Judging Books by their Covers
For most adult readers, the cover of a book doesn’t matter much. But for struggling students, the book’s appearance is a top priority. Does it look like I’ll be able to read it? Does it look like it will be interesting? Does it look like the books all the other kids are reading?
Unfortunately, an unappealing cover can cause readers to overlook a really great story. In One Last Scar, the creepy-looking character on the cover, combined with the odd, lower-case Comic font in the title, might turn a some readers off. Yet it’s a really good story about a troubled teen who lives by a set of rules that lead to a moral dilemma at the end.
By contrast, the cover of One Crazy Night grabs our attention right away. The focus is clearly on the title, with bright colours and an uneven font, suggesting that this will be a fun – and maybe funny – read. This story is about a cast of characters stuck in a gas station convenience store during a thunderstorm. An image of lightning stretches down the page to the subtle silhouette of a service station at the bottom.
Blogger Gwyn Flowers identifies five elements to consider in designing a great cover:
- FIRST IMPRESSION matters.

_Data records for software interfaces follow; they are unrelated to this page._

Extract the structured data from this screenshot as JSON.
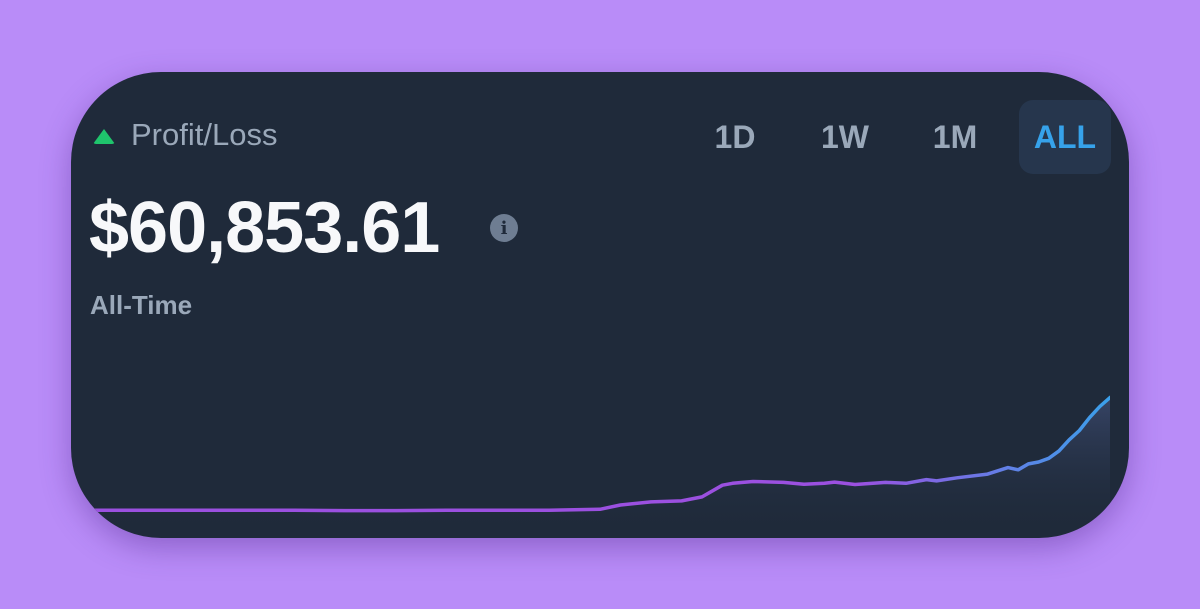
{
  "card": {
    "title": "Profit/Loss",
    "trend_icon": "triangle-up-icon",
    "value": "$60,853.61",
    "info_icon": "info-icon",
    "period_label": "All-Time"
  },
  "tabs": [
    {
      "label": "1D",
      "active": false
    },
    {
      "label": "1W",
      "active": false
    },
    {
      "label": "1M",
      "active": false
    },
    {
      "label": "ALL",
      "active": true
    }
  ],
  "colors": {
    "background": "#b98cf8",
    "card": "#1f2a3a",
    "up": "#1fc46c",
    "accent": "#36a2ea",
    "line_start": "#9b50e0",
    "line_end": "#3aa0ea"
  },
  "chart_data": {
    "type": "line",
    "x": [
      0,
      5,
      10,
      15,
      20,
      25,
      30,
      35,
      40,
      45,
      50,
      52,
      55,
      58,
      60,
      62,
      63,
      65,
      68,
      70,
      72,
      73,
      75,
      78,
      80,
      82,
      83,
      85,
      88,
      90,
      91,
      92,
      93,
      94,
      95,
      96,
      97,
      98,
      99,
      100
    ],
    "values": [
      0,
      0,
      0,
      0,
      0,
      -200,
      -200,
      0,
      0,
      0,
      500,
      2800,
      4500,
      5000,
      7200,
      13500,
      14500,
      15500,
      15000,
      14000,
      14500,
      15200,
      13900,
      15000,
      14500,
      16500,
      15800,
      17500,
      19500,
      23000,
      21800,
      25000,
      26000,
      28000,
      32000,
      38000,
      43000,
      50000,
      56000,
      60853.61
    ],
    "ylim": [
      -15000,
      80000
    ]
  }
}
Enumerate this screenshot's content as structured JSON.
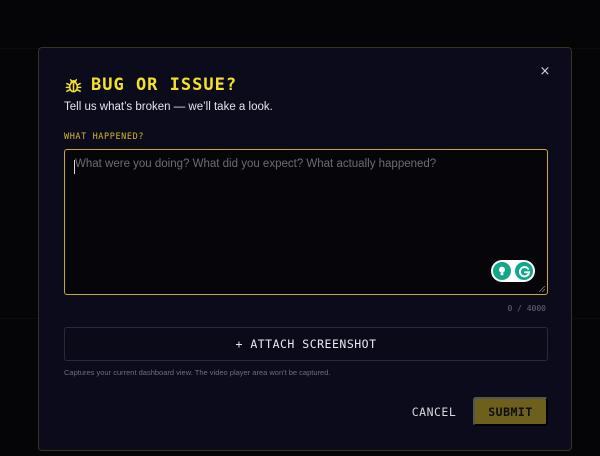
{
  "dialog": {
    "icon": "bug-icon",
    "title": "BUG OR ISSUE?",
    "subtitle": "Tell us what’s broken — we’ll take a look.",
    "close_icon": "close-icon",
    "close_label": "×"
  },
  "field": {
    "label": "WHAT HAPPENED?",
    "value": "",
    "placeholder": "What were you doing? What did you expect? What actually happened?",
    "counter": "0 / 4000"
  },
  "grammarly": {
    "icons": [
      "lightbulb-icon",
      "grammarly-g-icon"
    ]
  },
  "attach": {
    "label": "+ ATTACH SCREENSHOT",
    "hint": "Captures your current dashboard view. The video player area won't be captured."
  },
  "actions": {
    "cancel_label": "CANCEL",
    "submit_label": "SUBMIT"
  },
  "colors": {
    "accent": "#f4e12a",
    "label": "#d6b72c",
    "submit_bg": "#6d5f1c",
    "modal_bg": "#0b0b1c",
    "grammarly_green": "#12a68a"
  }
}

Covers should catch readers’ eyes and entice them to pick up the book and read it.
- LAYOUT should have a visual focus that conveys what the book is about, either focusing on the image or the title, as long as it doesn’t overwhelm the reader with too many design elements.
- IMAGES should be compelling and memorable, capturing the book’s essence at a glance.
- TYPEFACES can generate feelings, so the size, colour and design of the titles should support the theme of the book and genre.
- COLOR sets the mood of the text and directs the eye to the most important part of the cover.
Have your students analyze the covers of the books they are reading, using these five criteria. Better yet, have them create new covers that better reflect the content and genre of the book, as well as the design elements described above.
Send your students’ creations to us at firstname.lastname@example.org and we might just feature them in an upcoming HIP TIP.